April 10, 2014 by Alex Buonassisi
On Monday, March 31st, the United States Supreme Court began hearing oral arguments in the case of Alice Corporation Pty Ltd v CLS Bank International. Many hope that this ruling will help bring clarity to the patentability of software and business processes under US patent law.
Are computer-implemented inventions patentable subject matter?
This case between Alice Corporation Pty Ltd (Alice) and CLS Bank International (CLS) is one of many recent disputes stemming from the ambiguity of the patentability of software and business processes in the United States. (The IPilogue has previously covered a similar issue in Ultramercial v Hulu here.) The patents in question all involve a computerized system for processing financial transactions. A particularly contested area in the dispute is the scope of patentable subject matter, and the various legal tests involving abstract ideas and inventive concepts in patent claims. The question Alice’s petition for a writ of certiori poses is:
Whether claims to computer-implemented inventions – including claims to systems and machines, processes, and items of manufacture – are directed to patent-eligible subject matter within the meaning of 35 U.S.C. § 101 as interpreted by this Court.
Title 35 U.S.C. § 101 is a provision of US patent legislation that provides:
Whoever invents or discovers any new and useful process, machine, manufacture, or composition of matter, or any new and useful improvement thereof, may obtain a patent therefor, subject to the conditions and requirements of this title.

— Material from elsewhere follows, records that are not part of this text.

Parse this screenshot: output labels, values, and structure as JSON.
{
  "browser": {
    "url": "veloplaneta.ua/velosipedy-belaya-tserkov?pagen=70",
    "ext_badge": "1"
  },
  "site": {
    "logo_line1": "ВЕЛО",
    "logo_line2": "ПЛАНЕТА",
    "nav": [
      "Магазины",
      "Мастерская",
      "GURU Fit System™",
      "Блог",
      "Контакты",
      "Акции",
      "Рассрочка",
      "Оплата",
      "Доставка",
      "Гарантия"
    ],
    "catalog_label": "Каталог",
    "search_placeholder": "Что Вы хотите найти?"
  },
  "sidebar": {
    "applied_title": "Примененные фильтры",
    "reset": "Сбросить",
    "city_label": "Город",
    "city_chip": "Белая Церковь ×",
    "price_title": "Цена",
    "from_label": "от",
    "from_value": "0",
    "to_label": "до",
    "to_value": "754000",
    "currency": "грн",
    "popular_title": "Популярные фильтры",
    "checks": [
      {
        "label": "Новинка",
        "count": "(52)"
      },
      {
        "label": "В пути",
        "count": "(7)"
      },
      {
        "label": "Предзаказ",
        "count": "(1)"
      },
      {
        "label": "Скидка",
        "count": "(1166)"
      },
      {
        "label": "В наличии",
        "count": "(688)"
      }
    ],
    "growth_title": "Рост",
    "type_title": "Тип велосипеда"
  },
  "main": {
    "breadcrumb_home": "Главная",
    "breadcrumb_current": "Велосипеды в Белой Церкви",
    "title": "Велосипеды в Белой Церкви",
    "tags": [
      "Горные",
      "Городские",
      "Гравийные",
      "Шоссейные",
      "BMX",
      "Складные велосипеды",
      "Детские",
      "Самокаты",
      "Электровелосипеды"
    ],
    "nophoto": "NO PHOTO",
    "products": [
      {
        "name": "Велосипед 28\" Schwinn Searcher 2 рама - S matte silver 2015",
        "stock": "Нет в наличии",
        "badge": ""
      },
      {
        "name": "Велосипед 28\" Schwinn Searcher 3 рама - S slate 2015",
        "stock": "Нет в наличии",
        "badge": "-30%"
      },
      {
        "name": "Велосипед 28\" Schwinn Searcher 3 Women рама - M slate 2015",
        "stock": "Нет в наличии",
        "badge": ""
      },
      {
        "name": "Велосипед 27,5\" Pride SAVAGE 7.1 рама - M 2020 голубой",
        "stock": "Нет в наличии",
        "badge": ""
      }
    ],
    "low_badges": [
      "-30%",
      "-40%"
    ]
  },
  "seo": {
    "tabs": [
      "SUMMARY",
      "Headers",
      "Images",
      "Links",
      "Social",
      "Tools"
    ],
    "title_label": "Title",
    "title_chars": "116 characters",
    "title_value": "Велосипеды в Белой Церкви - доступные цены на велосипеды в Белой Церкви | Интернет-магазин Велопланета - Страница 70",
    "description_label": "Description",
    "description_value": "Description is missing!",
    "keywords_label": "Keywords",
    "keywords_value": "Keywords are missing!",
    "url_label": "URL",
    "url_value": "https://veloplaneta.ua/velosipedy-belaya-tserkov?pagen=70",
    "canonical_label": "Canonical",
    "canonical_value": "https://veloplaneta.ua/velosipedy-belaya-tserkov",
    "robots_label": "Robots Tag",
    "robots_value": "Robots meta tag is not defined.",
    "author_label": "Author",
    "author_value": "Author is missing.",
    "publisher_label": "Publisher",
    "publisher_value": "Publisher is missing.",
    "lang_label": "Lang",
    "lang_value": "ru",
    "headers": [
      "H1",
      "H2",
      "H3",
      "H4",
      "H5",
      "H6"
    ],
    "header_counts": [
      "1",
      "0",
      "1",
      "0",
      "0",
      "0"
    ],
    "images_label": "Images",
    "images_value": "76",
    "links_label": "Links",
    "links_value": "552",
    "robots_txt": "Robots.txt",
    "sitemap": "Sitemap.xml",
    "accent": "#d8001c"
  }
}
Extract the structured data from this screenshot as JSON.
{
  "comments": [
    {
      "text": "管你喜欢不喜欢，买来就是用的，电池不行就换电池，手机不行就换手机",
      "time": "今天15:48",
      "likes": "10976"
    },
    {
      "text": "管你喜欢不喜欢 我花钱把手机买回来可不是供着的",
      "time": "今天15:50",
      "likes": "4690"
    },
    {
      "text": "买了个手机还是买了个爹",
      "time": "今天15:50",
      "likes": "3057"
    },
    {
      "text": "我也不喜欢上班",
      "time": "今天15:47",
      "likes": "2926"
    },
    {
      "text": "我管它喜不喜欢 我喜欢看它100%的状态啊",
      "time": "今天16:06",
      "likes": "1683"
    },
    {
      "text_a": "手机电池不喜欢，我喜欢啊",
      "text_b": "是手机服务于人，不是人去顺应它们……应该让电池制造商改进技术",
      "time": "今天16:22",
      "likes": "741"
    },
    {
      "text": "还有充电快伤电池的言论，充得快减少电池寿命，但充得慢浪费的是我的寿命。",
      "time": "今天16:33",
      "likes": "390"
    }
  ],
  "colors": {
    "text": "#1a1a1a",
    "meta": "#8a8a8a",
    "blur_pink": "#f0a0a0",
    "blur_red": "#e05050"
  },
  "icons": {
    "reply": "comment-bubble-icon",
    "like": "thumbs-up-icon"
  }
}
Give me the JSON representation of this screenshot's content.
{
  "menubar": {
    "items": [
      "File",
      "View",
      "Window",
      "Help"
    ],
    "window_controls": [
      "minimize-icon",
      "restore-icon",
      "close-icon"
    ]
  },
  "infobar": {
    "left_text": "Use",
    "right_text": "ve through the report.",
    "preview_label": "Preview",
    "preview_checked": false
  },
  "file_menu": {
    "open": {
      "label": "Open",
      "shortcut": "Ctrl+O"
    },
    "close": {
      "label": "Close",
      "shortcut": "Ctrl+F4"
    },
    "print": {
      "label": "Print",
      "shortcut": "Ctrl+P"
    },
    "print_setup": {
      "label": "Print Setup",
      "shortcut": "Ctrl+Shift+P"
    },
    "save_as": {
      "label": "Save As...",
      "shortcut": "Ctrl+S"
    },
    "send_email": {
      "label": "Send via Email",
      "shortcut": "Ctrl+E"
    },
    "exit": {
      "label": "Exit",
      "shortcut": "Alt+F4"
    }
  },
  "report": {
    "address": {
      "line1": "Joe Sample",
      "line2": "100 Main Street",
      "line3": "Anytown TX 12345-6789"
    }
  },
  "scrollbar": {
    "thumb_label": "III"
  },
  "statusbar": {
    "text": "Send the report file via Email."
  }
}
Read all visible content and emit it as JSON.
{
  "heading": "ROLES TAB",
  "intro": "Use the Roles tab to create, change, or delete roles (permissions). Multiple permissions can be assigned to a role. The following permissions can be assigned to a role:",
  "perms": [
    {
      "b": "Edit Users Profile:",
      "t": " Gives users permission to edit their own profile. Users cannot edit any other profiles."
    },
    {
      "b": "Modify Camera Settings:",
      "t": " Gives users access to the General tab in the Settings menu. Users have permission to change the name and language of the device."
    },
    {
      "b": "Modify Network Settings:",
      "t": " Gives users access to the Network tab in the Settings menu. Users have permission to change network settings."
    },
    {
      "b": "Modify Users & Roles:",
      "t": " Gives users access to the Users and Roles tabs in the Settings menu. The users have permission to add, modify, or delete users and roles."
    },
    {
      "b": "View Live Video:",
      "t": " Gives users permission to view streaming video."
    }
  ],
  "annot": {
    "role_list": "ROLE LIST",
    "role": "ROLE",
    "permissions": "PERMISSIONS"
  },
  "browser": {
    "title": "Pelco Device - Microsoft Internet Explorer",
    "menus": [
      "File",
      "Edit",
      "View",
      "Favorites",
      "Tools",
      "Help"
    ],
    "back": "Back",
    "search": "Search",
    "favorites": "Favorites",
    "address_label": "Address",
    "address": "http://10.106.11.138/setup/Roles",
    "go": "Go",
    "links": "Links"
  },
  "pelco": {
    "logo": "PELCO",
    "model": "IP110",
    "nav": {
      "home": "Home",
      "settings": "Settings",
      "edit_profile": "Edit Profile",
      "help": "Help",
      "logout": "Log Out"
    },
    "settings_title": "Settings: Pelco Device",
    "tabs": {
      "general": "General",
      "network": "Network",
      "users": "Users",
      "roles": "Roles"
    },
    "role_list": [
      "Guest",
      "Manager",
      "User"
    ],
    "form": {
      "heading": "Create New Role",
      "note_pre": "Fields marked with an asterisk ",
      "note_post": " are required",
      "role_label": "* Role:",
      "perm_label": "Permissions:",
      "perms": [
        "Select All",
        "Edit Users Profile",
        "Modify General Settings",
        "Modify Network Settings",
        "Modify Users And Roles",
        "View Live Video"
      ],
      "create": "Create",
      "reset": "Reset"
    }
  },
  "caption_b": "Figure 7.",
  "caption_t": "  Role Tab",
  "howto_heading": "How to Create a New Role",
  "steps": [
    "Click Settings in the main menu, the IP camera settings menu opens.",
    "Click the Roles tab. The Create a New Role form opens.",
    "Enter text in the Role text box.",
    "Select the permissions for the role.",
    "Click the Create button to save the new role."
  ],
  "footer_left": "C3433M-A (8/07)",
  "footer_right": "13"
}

Alice is essentially asking the court if computer implemented inventions are patentable subject matter as processes, machines and items of manufacture under US patent law. Many viewed this appeal to the Supreme Court as inevitable after the decision in the appeal to the Federal Court resulted in 6 separate decisions spanning 125 pages, all applying different legal analyses to the issue of patentability.
Who is interested?
This case has generated an extraordinary amount of interest, including 11 briefs filed at the petition stage where the court decides if it will hear the appeal, and 41 briefs at the merits stage where the court makes a decision. In addition, the US Solicitor General was granted permission to participate in the oral arguments. The amount of interest is indicative both of the ambiguity in the current law, and the extent of the interests at stake.
Software and business process patents in general have garnered much attention recently, particularly in the US which is one of the most lucrative intellectual property markets worldwide. Much of the debate over these kinds of patents stems from the overriding concept in patent law about the difference between implemented inventions and abstract ideas. All patent law systems share the common feature that abstract ideas and scientific principles cannot be patented. Only novel inventions that actually perform a real-world function are patentable. There are numerous areas where this distinction comes up, but it is most notable in software patents.
In many jurisdictions, including the US, pure software algorithms are not patentable subject matter. Written software code is protected by copyright, but this only protects against verbatim reproduction. Copyright does not protect the underlying ideas, or against independent invention. As such, many software companies have looked for ways to patent software, thus expanding their monopoly beyond the literal code.
One way to achieve this is by incorporating the software or business process into a larger invention, which builds upon other patentable subject matter. This has lead to the “do it with a computer” argument, where some criticize patents granted for otherwise ineligible subject matter simply through the addition of an integrated device.
What is on the line?
Much has been written recently about the scope of patent protection, particularly in light of non-practicing entities (NPE), some of which are pure innovation companies, and others who obtain patent rights with the sole intent of enforcing them against infringing parties. These NPEs have been criticized by some industry members and governments [see 16:02-18:39] alike for taxing innovation, and abusing the patent system without adding any benefit. This phenomenon has been particularly pronounced in software patents, which are often criticized for being broad, ambiguous, or obvious.
Conversely, many industries are increasingly deriving competitive advantage and business value from their business processes and software algorithms. As industry increasingly shifts to a knowledge economy, businesses have more incentive to pursue monopolies through intellectual property law for their processes and algorithms.
What is the answer?
As with many areas of intellectual property law, the best decision will balance the needs of all stakeholders involved. The very nature of intellectual property is granting a time-limited, state-enforced monopoly in exchange for innovation and investment. The overriding policy goal is to encourage future developments by balancing the economic incentives of a monopoly with the need to avoid making that monopoly so broad that it stifles innovation. Hopefully the US Supreme Court, assisted by volumes of supporting briefs from a wide spectrum of parties, will be able to strike that balance for software and business process patents.
Alex Buonassisi is an IPilogue Editor and a JD Candidate at the University of British Columbia.